# Exercise prompt:
In the entries that follow, find the line containing "Convert this screenshot" and the line containing "Extract the structured", then retype exactly the lines from the first through the second, pictures excluded.
Input data Start Marker
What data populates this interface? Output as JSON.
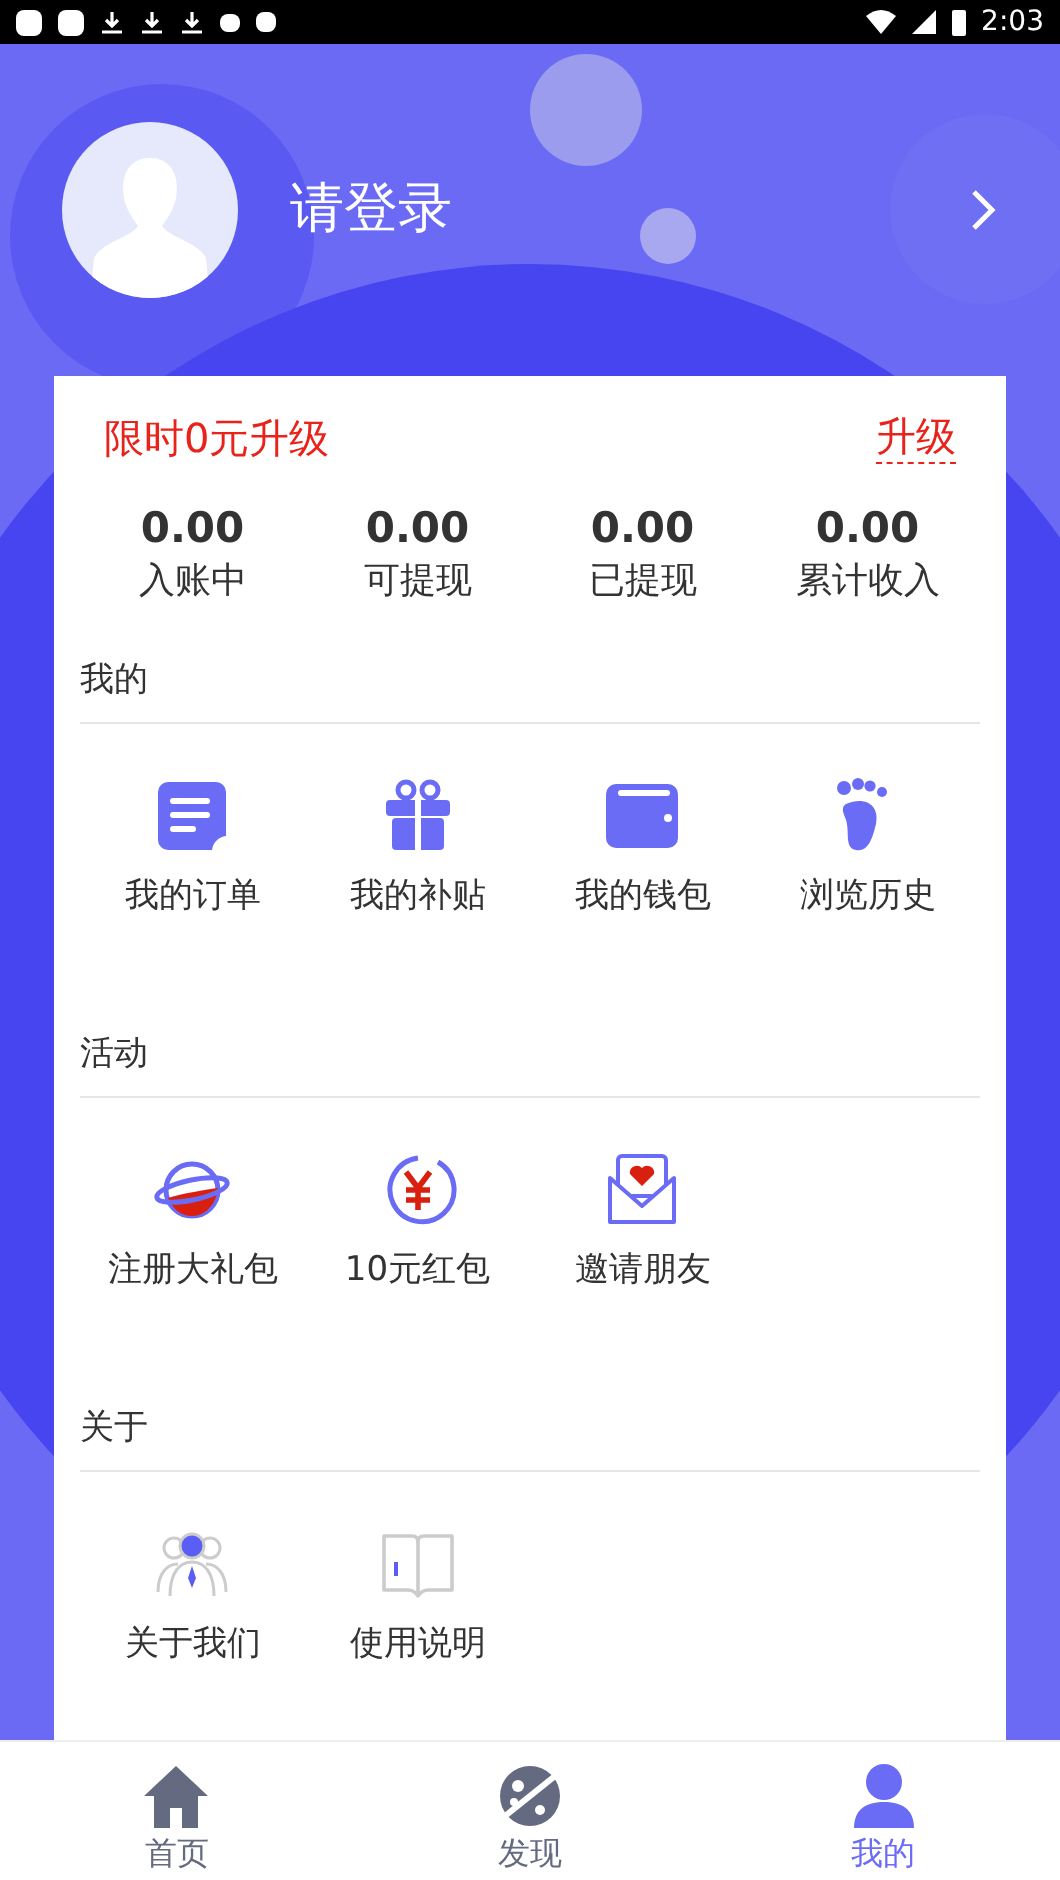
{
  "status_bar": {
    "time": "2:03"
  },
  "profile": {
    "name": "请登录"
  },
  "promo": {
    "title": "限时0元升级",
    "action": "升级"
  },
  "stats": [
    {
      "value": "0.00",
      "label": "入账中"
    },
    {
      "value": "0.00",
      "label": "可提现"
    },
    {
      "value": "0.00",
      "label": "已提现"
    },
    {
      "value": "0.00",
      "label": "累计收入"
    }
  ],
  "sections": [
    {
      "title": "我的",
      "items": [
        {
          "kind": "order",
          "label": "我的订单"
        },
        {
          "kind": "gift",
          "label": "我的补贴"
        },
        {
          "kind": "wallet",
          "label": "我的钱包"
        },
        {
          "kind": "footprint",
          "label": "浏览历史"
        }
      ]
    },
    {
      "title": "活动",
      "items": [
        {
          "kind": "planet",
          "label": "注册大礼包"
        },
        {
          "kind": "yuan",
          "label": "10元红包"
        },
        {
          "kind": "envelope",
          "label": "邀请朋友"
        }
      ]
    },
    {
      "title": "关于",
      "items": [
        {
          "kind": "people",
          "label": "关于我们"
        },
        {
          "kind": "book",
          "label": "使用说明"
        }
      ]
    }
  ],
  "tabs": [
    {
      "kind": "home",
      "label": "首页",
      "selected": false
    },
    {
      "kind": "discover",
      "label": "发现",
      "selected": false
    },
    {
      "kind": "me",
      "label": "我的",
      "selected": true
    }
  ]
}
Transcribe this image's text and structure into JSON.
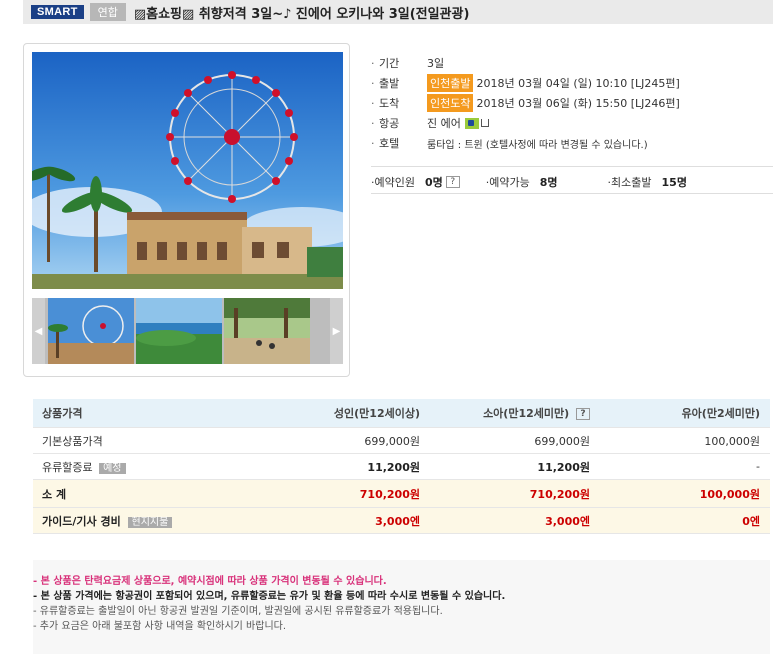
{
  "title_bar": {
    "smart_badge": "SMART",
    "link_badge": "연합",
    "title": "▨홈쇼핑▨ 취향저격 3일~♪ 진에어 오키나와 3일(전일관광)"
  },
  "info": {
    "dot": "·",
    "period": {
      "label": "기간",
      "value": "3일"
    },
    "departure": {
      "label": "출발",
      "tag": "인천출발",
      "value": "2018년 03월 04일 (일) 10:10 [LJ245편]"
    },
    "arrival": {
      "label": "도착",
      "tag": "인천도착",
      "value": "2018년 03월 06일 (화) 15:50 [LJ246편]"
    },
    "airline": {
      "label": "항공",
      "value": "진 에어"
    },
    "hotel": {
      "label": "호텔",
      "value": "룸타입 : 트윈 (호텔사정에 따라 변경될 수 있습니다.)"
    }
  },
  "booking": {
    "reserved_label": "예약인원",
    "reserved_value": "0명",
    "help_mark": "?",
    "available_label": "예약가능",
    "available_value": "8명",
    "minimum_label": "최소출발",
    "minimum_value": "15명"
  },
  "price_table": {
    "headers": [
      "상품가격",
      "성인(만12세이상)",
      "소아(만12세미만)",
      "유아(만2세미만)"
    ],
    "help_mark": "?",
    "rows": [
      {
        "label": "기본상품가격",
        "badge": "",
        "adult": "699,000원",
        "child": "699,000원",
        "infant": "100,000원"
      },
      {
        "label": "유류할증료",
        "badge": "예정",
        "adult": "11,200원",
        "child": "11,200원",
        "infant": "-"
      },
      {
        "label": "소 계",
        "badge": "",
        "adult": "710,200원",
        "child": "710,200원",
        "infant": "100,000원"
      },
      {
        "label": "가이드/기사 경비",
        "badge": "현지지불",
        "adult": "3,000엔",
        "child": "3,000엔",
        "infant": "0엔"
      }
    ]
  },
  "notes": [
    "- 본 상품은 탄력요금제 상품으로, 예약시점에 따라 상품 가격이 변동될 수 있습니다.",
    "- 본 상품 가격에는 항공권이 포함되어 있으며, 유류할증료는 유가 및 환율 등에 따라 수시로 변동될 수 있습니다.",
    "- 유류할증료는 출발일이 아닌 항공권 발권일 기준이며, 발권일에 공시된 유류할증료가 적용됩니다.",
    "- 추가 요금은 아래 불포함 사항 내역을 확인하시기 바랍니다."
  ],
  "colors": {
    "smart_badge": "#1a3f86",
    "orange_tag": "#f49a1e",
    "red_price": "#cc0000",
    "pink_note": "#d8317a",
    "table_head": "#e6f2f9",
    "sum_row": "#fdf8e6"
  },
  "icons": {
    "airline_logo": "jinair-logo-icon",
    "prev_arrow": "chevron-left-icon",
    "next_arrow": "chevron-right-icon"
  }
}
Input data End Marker
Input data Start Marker
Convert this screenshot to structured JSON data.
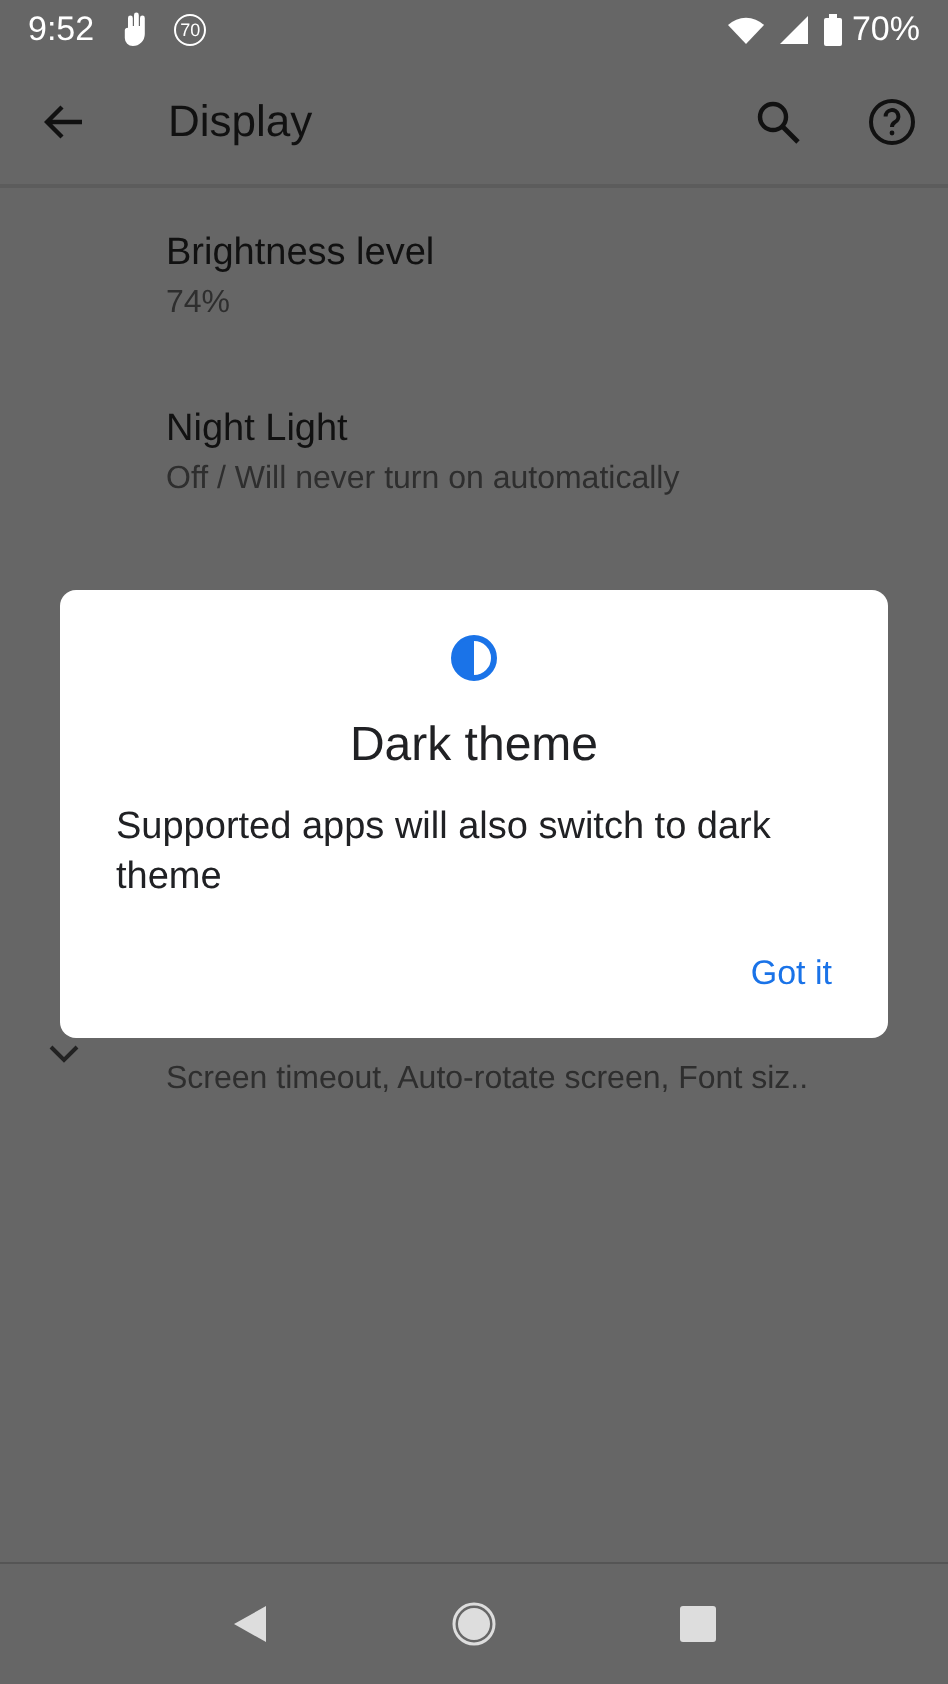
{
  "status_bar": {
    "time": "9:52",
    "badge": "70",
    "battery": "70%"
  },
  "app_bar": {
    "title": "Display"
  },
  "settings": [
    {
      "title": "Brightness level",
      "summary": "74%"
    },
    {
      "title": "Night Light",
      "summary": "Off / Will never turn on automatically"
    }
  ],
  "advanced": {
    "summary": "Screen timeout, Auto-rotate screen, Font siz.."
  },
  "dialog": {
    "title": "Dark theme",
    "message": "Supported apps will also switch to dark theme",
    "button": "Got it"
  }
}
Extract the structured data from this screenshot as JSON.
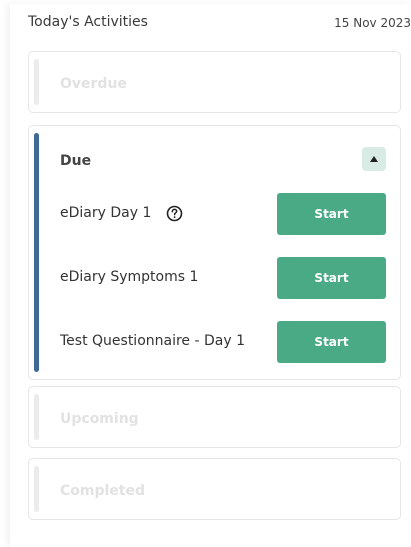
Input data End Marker
# Answer box:
Convert this screenshot to structured JSON data.
{
  "status_bar": {
    "time": "9:52",
    "badge": "70",
    "battery": "70%"
  },
  "app_bar": {
    "title": "Display"
  },
  "settings": [
    {
      "title": "Brightness level",
      "summary": "74%"
    },
    {
      "title": "Night Light",
      "summary": "Off / Will never turn on automatically"
    }
  ],
  "advanced": {
    "summary": "Screen timeout, Auto-rotate screen, Font siz.."
  },
  "dialog": {
    "title": "Dark theme",
    "message": "Supported apps will also switch to dark theme",
    "button": "Got it"
  }
}
Extract the structured data from this screenshot as JSON.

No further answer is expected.